Everything you mentioned under your first point is pretty much exclusive to America or a few other countries with rigid two-party systems. Everywhere else in the world coalition governents (made up of multiple parties with somewhat similar views) are way more common. When I enter my party name in the setup screen, I always view it as the majority coalition, not a single party. The reason american parties have to cooperate even when one has a majority in the legislative branch is because of your wierd fillibusters and supermajorities. These restrictions don’t exist if multiple parties are already cooperating in the excecutive branch, so including them would be weird.

The countries feeling the same probably also comes down to difficulty, when the game is so easy you can do whatever you want you will always play your same favorite playstyle.


Thanks for the feedback. Difficulty is definitely too easy, but this will change a lot in build 1.09 coming soon.

The British monarchy is totally irrelevant. Reading about our ‘unwritten constitution’ does give people the idea that the queen ahs some sort of power but she has absolutely none in practice. Its basically just a charade where the prime minister meets her once a week for about 20 minutes to chat, she reads out the governments speech (the ‘queens speech’ is written by the government), and she rubber stamps absolutely every bill that is ever submitted, and always will.

Our UK system is actually fairly similar to the US, except we have less of a 2 party system, and our 2nd chamber is entirely unelected, but then they have no real long term power either.

I agree we do need more differentiation though. That will come from country-specific dilemmas, events etc.

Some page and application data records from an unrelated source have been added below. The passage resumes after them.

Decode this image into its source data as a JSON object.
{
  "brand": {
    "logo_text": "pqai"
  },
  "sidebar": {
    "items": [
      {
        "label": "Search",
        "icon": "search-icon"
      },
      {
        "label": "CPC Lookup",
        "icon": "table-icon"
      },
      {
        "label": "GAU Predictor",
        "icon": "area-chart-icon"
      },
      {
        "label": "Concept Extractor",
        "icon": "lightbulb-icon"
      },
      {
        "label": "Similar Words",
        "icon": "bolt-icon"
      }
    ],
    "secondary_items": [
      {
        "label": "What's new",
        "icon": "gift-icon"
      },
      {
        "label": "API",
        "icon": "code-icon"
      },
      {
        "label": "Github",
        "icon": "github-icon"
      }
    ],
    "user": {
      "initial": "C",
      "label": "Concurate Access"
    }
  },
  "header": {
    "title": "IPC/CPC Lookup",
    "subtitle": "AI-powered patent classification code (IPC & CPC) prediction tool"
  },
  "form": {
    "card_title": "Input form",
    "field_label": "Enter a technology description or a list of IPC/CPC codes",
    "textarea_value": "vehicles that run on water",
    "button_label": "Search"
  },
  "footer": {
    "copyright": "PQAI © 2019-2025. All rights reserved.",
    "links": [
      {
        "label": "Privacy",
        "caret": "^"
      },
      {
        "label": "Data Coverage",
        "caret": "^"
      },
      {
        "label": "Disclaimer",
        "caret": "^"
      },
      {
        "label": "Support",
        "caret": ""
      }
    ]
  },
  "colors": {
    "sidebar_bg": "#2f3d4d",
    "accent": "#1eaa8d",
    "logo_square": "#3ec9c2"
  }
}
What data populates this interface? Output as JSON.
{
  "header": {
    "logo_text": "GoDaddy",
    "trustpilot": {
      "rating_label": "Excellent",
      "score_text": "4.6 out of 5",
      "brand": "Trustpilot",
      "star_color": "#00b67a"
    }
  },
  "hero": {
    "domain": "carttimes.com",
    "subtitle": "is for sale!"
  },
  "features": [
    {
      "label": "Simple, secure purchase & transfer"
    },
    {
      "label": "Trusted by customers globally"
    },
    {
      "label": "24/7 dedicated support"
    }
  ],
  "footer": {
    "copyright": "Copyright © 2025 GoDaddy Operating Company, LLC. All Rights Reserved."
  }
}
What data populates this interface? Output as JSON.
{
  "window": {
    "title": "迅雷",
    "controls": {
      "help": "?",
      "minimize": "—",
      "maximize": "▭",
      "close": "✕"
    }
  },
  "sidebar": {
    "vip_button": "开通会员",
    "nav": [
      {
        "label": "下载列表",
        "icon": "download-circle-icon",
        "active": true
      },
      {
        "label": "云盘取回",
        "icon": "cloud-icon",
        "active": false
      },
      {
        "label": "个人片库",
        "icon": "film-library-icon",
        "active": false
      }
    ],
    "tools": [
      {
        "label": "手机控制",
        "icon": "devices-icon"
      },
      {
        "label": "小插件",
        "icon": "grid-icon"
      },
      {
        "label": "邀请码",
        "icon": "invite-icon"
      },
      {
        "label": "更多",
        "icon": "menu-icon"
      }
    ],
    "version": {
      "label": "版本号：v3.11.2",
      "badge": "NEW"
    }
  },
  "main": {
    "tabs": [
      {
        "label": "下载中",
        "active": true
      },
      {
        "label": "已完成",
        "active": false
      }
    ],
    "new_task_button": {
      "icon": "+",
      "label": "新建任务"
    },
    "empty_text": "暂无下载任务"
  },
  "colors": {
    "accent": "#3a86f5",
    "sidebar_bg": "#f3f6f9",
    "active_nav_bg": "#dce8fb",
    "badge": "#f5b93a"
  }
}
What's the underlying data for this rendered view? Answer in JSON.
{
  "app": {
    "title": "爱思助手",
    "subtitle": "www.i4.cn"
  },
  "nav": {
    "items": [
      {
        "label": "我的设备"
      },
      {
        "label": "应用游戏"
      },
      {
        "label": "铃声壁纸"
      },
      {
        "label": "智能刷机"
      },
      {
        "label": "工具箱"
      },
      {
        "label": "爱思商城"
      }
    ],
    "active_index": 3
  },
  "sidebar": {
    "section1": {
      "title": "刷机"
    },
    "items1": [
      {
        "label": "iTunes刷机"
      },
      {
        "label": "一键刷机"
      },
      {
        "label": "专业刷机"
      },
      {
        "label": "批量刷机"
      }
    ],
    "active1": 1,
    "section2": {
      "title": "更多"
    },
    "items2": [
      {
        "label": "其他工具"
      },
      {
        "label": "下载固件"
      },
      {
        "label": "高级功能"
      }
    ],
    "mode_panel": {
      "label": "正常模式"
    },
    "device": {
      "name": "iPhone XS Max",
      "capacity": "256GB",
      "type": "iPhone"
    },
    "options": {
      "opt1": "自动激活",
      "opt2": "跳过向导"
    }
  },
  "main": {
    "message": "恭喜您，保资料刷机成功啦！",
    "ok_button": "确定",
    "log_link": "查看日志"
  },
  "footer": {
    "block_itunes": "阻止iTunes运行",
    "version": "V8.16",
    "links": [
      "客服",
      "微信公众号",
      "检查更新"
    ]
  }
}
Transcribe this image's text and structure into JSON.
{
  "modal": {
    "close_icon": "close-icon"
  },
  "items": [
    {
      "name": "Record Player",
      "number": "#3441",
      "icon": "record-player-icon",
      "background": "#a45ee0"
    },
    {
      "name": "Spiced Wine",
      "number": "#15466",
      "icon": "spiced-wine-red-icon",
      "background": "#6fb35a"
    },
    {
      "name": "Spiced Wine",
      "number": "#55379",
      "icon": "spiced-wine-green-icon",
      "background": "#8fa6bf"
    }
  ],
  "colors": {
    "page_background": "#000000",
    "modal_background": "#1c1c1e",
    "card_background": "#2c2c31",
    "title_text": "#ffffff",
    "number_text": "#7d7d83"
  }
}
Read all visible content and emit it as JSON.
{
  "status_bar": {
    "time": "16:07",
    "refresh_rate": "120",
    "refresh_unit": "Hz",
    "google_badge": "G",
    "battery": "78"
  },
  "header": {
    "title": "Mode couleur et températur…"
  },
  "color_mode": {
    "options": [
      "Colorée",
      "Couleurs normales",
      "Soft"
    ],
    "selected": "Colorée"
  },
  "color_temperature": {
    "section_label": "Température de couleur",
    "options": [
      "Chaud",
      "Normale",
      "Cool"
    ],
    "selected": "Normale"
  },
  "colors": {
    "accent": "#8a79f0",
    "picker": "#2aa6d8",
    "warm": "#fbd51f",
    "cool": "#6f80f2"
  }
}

The US doesn’t get the royal family events and dilemmas, for example, and UK does not get the keystone pipeline dilemma.

barely, as far as I can tell… It’s basically Tories vs. Labour.

Yeah mostly, but we had a coalition government quiet recently, which is NOWHERE on the horizon for the US :smiley: